To provide our clients with a properly integrated neurological rehabilitation protocol that combines traditional and modern approaches to health and wellness. Included in this approach is the utilization of the most advanced rehabilitative technologies. We will strive to continuously challenge and evolve our treatment methods in response to the latest medical research and technological advancements. Each client will receive an individualized treatment plan that will progress as their symptoms change and will reflect their individual therapy goals.
This is Aim2Walk’s Mission Statement. Every reputable (and non-reputable) business has one.
They are meant to inform customers and the public of the true purpose of a company or organization. But does anyone ever take the time to read a company’s mission statement? Even if you do read the mission statement, you probably have an idea of what the statement should actually say.
As an example, Aim2Walk’s mission statement could just as easily read “To improve your function”. Less fancy, but to the point.

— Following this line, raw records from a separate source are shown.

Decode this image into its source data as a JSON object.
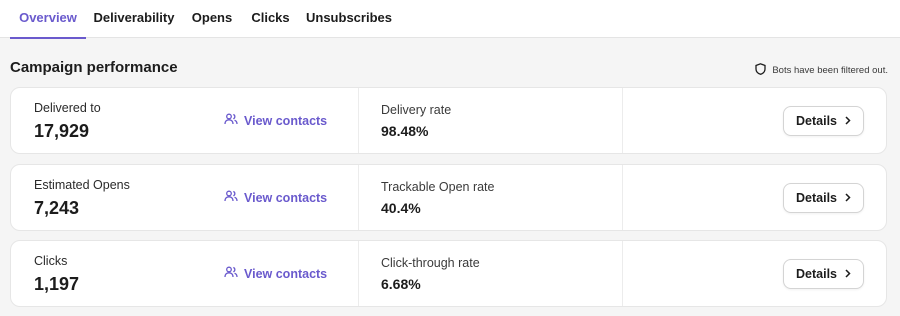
{
  "tabs": [
    {
      "label": "Overview",
      "active": true
    },
    {
      "label": "Deliverability",
      "active": false
    },
    {
      "label": "Opens",
      "active": false
    },
    {
      "label": "Clicks",
      "active": false
    },
    {
      "label": "Unsubscribes",
      "active": false
    }
  ],
  "section": {
    "title": "Campaign performance",
    "bots_note": "Bots have been filtered out."
  },
  "cards": [
    {
      "label": "Delivered to",
      "value": "17,929",
      "link": "View contacts",
      "rate_label": "Delivery rate",
      "rate_value": "98.48%",
      "button": "Details"
    },
    {
      "label": "Estimated Opens",
      "value": "7,243",
      "link": "View contacts",
      "rate_label": "Trackable Open rate",
      "rate_value": "40.4%",
      "button": "Details"
    },
    {
      "label": "Clicks",
      "value": "1,197",
      "link": "View contacts",
      "rate_label": "Click-through rate",
      "rate_value": "6.68%",
      "button": "Details"
    }
  ],
  "colors": {
    "accent": "#6a5acd",
    "background": "#f5f5f5",
    "card": "#ffffff"
  },
  "icons": {
    "bots_note": "shield-icon",
    "link": "users-icon",
    "button": "chevron-right-icon"
  }
}
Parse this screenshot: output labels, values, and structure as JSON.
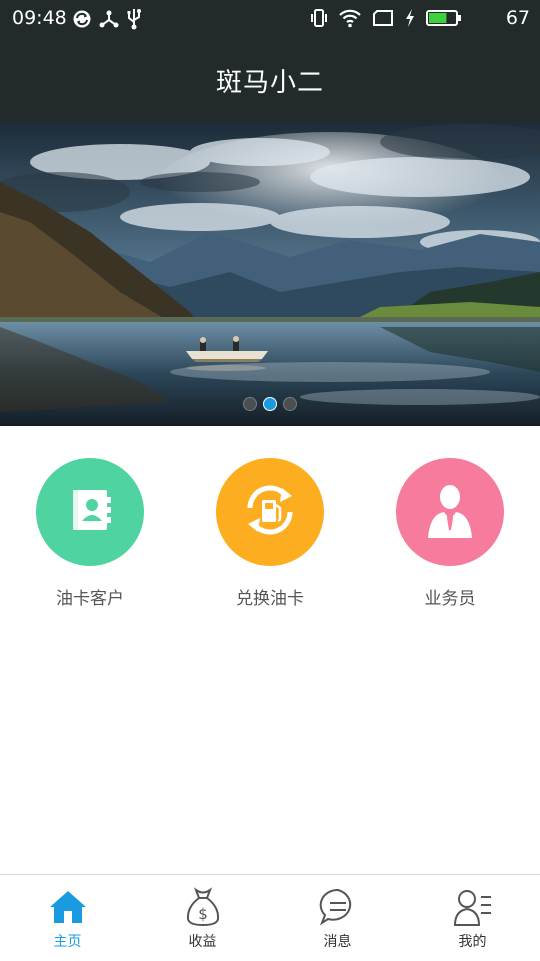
{
  "status_bar": {
    "time": "09:48",
    "battery_percent": "67",
    "battery_level": 0.67,
    "icons_left": [
      "sync-icon",
      "share-icon",
      "usb-icon"
    ],
    "icons_right": [
      "vibrate-icon",
      "wifi-icon",
      "sim-icon",
      "charging-icon",
      "battery-icon"
    ]
  },
  "header": {
    "title": "斑马小二"
  },
  "banner": {
    "slide_count": 3,
    "active_index": 1
  },
  "menu": {
    "items": [
      {
        "label": "油卡客户",
        "icon": "contact-book-icon",
        "color": "#4fd3a1"
      },
      {
        "label": "兑换油卡",
        "icon": "fuel-exchange-icon",
        "color": "#fcae20"
      },
      {
        "label": "业务员",
        "icon": "salesman-icon",
        "color": "#f77b9c"
      }
    ]
  },
  "tabbar": {
    "active_color": "#1a9be0",
    "tabs": [
      {
        "label": "主页",
        "icon": "home-icon",
        "active": true
      },
      {
        "label": "收益",
        "icon": "money-bag-icon",
        "active": false
      },
      {
        "label": "消息",
        "icon": "message-icon",
        "active": false
      },
      {
        "label": "我的",
        "icon": "profile-icon",
        "active": false
      }
    ]
  }
}
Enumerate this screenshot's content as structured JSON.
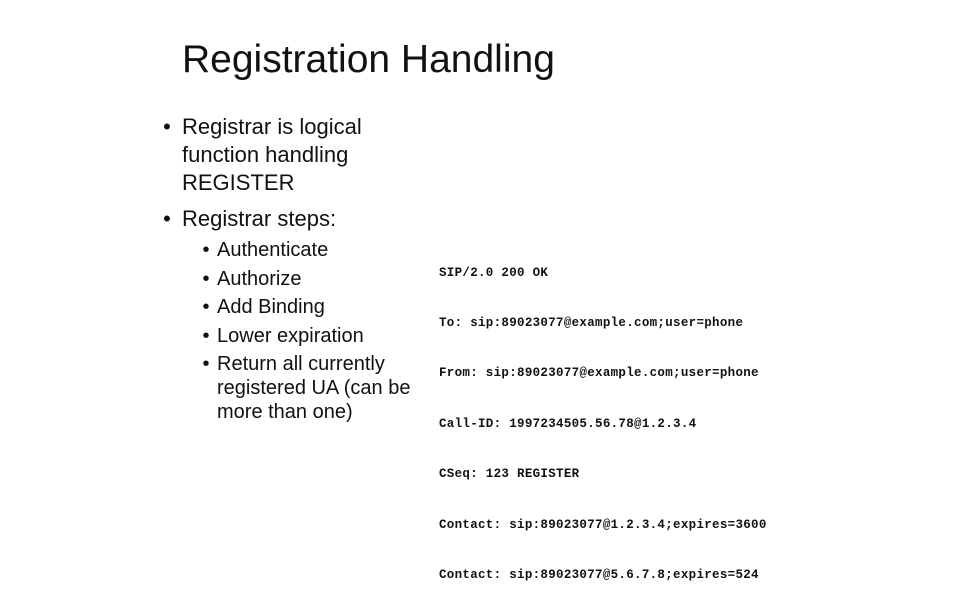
{
  "slide": {
    "title": "Registration Handling",
    "bullets": [
      {
        "text": "Registrar is logical function handling REGISTER"
      },
      {
        "text": "Registrar steps:"
      }
    ],
    "sub_bullets": [
      {
        "text": "Authenticate"
      },
      {
        "text": "Authorize"
      },
      {
        "text": "Add Binding"
      },
      {
        "text": "Lower expiration"
      },
      {
        "text": "Return all currently registered UA (can be more than one)"
      }
    ],
    "bullet_glyph": "•",
    "sip_message": [
      "SIP/2.0 200 OK",
      "To: sip:89023077@example.com;user=phone",
      "From: sip:89023077@example.com;user=phone",
      "Call-ID: 1997234505.56.78@1.2.3.4",
      "CSeq: 123 REGISTER",
      "Contact: sip:89023077@1.2.3.4;expires=3600",
      "Contact: sip:89023077@5.6.7.8;expires=524"
    ]
  }
}
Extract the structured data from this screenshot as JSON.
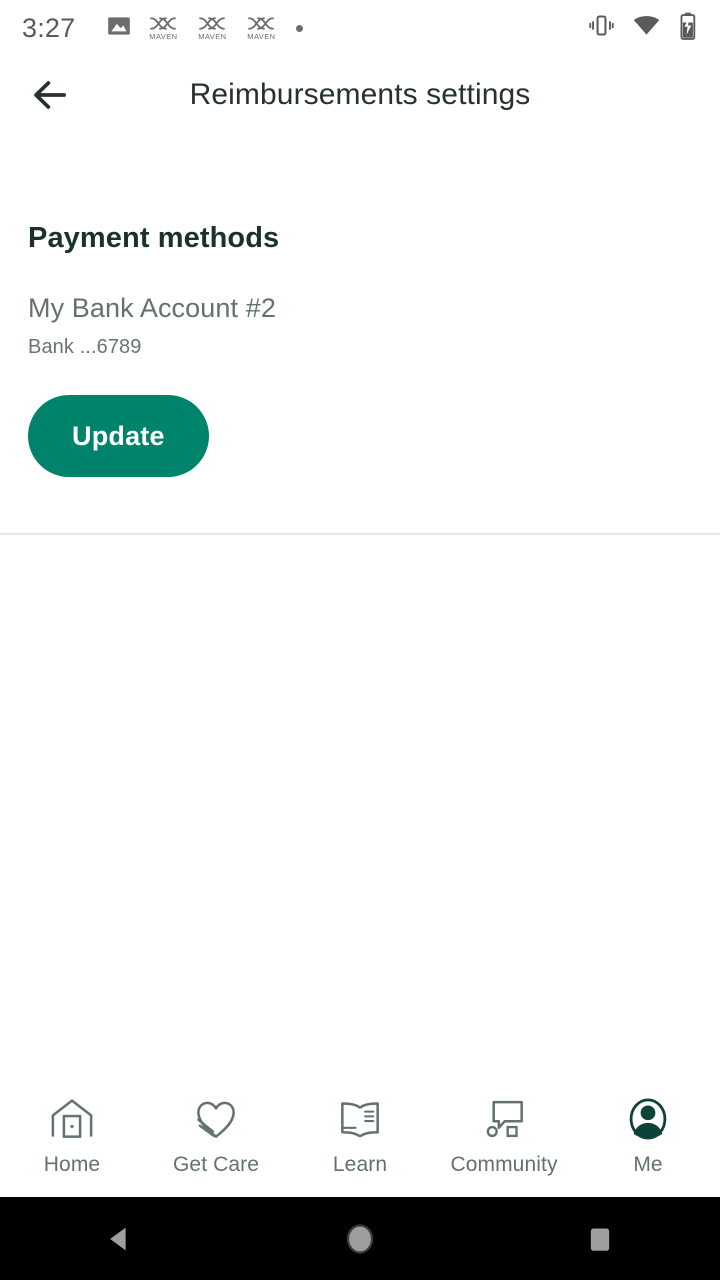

Budweiser’s mission statement, “Be the world’s beer company” could just as easily read “To impair the world’s judgement”. You can have a lot of fun with this….I did.
But that’s not the point of this post.
I think it’s a great idea for individuals, not just companies, to have mission statements. Your statement would be something that reminds you, or helps guide you to live your life the way you want it to be lived – your true purpose. I have had a few clients over the years who have privileged me with their personal mantras, and you can really sense a deeper understanding and control that these people have in their lives. Your personal mission statement need not be a paragraph or a sentence. Some of the best mission statements I’ve heard are only a few words.
“Measure twice, cut once”
Basically, they are words to live your life by. They are often cliches, but helpful nonetheless. Your personal statement can and will change throughout your lifetime.
“To live a principle-centered life”
This is my personal mission statement. It’s short, and very non-specific, but I know exactly what it means to me. It’s cheating, in a sense, because this short statement includes ALL of the principles I try to live my life by. “Principle-centered” means that all the decisions I make in life will be deeply routed in the principles I have set for myself (and may have had set for me by an external influence, such as my parents).
One of these principles is to raise my children with love, compassion, and patience. Every time I make a decision regarding one of my children, I should ask myself: “Am I doing this out of love? Am I showing compassion? Can I be more patient? If I can’t say YES to any of those questions, I am deviating from one of my core principles.
Do you have a personal mission statement?
If not, I challenge you to write one. Take 15 minutes one night and wright out some basic principles you would like to live your life by. If you are having trouble, try to think about how you would want to be remembered by those close to you, once you pass away. Yes, this is a bit of a creepy exercise, but it works.
Keep your mission statement somewhere close by – in your wallet, on your car’s dashboard, in your bedside drawer. Whenever you have a decision to make, no matter how trivial it seems, make sure that decision doesn’t go against your personal mission statement.